Amsler obtained his B.A. from New College (Sarasota, FL) in Biology, his M.Sc. from the University of Toronto (Toronto, Ontario, Canada) in Medical Sciences, and his Ph.D. from the University of Tennessee-Oak Ridge Graduate School of Biomedical Sciences in Biomedical Sciences. Following his graduate work, he was a Postdoctoral Fellow in the laboratory of Dr. E.A. Adelberg at the Yale University School of Medicine, and a Postdoctoral Fellow under Dr. R.K.H. Kinne at the Max-Planck-Institute for System Physiology. Amsler’s previous faculty positions included Assistant Professor in the Department of Physiology, Mt. Sinai School of Medicine, Assistant Professor in the Department of Physiology, UMDNJ-Robert Wood Johnson Medical School, Assistant Professor, Division of Nephrology, Department of Medicine, Mt. Sinai School of Medicine, and Associate Professor, Division of Nephrology, Department of Medicine, Mt. Sinai School of Medicine. He has also worked for a period at a biotech startup company as the director of the Biology Division.
- Regulation of renal paracellular permeability in acute kidney injury
- Janosevic D, Axis J, Bacallao RL, Amsler K. 2015. Occludin content modulates hydrogen peroxide-induced increase in renal epithelial paracellular permeability. J Cell Biochem 2015 Sep 8. doi: 10.1002/jcb.25362
- Caswell D, Jaggi S, Axis J, Amsler K. 2013. Src family kinases regulate renal epithelial paracellular permeability barrier in an occludin-independent manner. J Cell Physiol 228:1210. doi: 10.1002/jcp.24274
- Israeli S, Amsler K, Zheleznova N, Wilson PD. 2010. Abnormalities in focal adhesion complex formation, regulation, and function in human autosomal recessive polycystic kidney disease epithelial cells. Am J Physiol 298:C831. doi: 10.1152/ajpcell.00032.2009.
Honors + Awards
- 2012-2015 NIDDK, 1 R15 DK091749-01A1, PI – Kurt Amsler, “Src Family Kinases and Control of Epithelial Paracellular Permeability”

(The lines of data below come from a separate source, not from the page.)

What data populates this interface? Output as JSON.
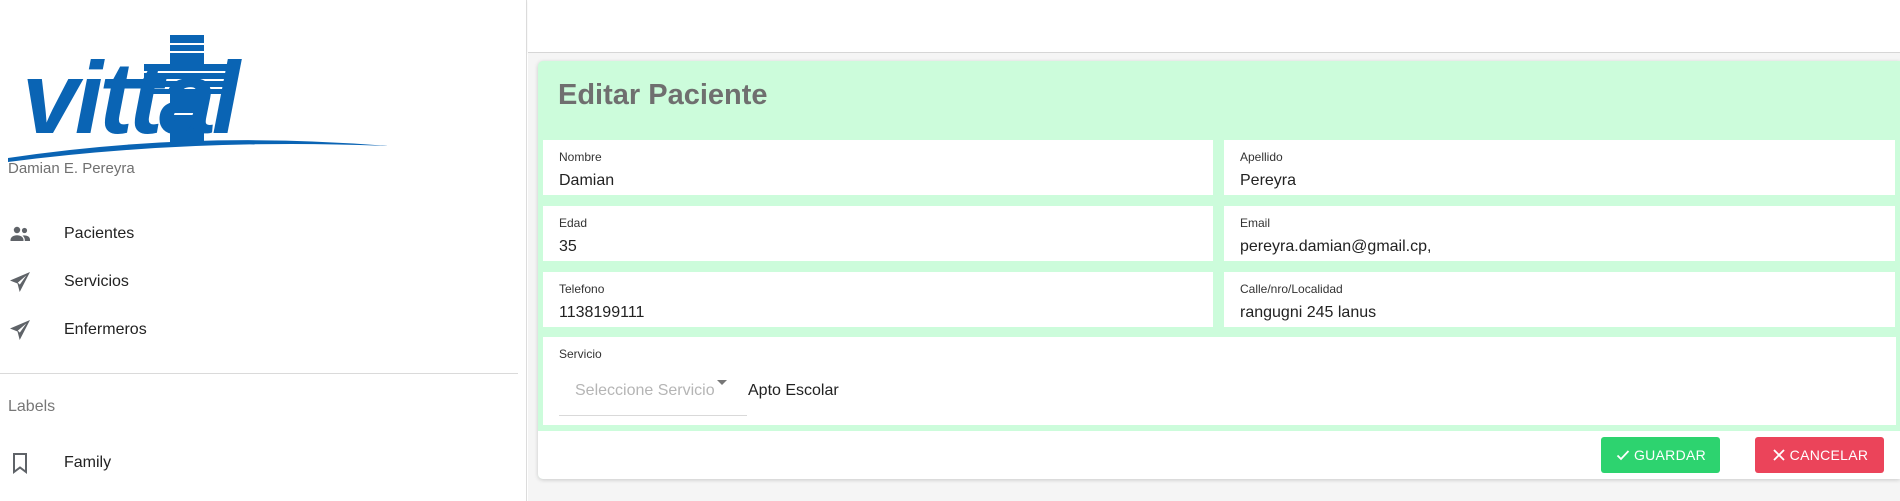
{
  "sidebar": {
    "logo_text": "vittal",
    "user_name": "Damian E. Pereyra",
    "nav": [
      {
        "label": "Pacientes",
        "icon": "people-icon"
      },
      {
        "label": "Servicios",
        "icon": "paper-plane-icon"
      },
      {
        "label": "Enfermeros",
        "icon": "paper-plane-icon"
      }
    ],
    "labels_heading": "Labels",
    "labels": [
      {
        "label": "Family",
        "icon": "bookmark-icon"
      }
    ]
  },
  "form": {
    "title": "Editar Paciente",
    "fields": {
      "nombre": {
        "label": "Nombre",
        "value": "Damian"
      },
      "apellido": {
        "label": "Apellido",
        "value": "Pereyra"
      },
      "edad": {
        "label": "Edad",
        "value": "35"
      },
      "email": {
        "label": "Email",
        "value": "pereyra.damian@gmail.cp,"
      },
      "telefono": {
        "label": "Telefono",
        "value": "1138199111"
      },
      "direccion": {
        "label": "Calle/nro/Localidad",
        "value": "rangugni 245 lanus"
      }
    },
    "servicio": {
      "label": "Servicio",
      "placeholder": "Seleccione Servicio",
      "selected": "Apto Escolar"
    },
    "buttons": {
      "save": "GUARDAR",
      "cancel": "CANCELAR"
    }
  },
  "colors": {
    "card_bg": "#ccfcdb",
    "logo_blue": "#0a64b4",
    "save": "#2dd36f",
    "cancel": "#eb445a"
  }
}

Courses I Teach/Have Taught at NYIT
- Advanced Concepts of Neuromusculoskeletal Sciences
- Lectures on epithelial transport physiology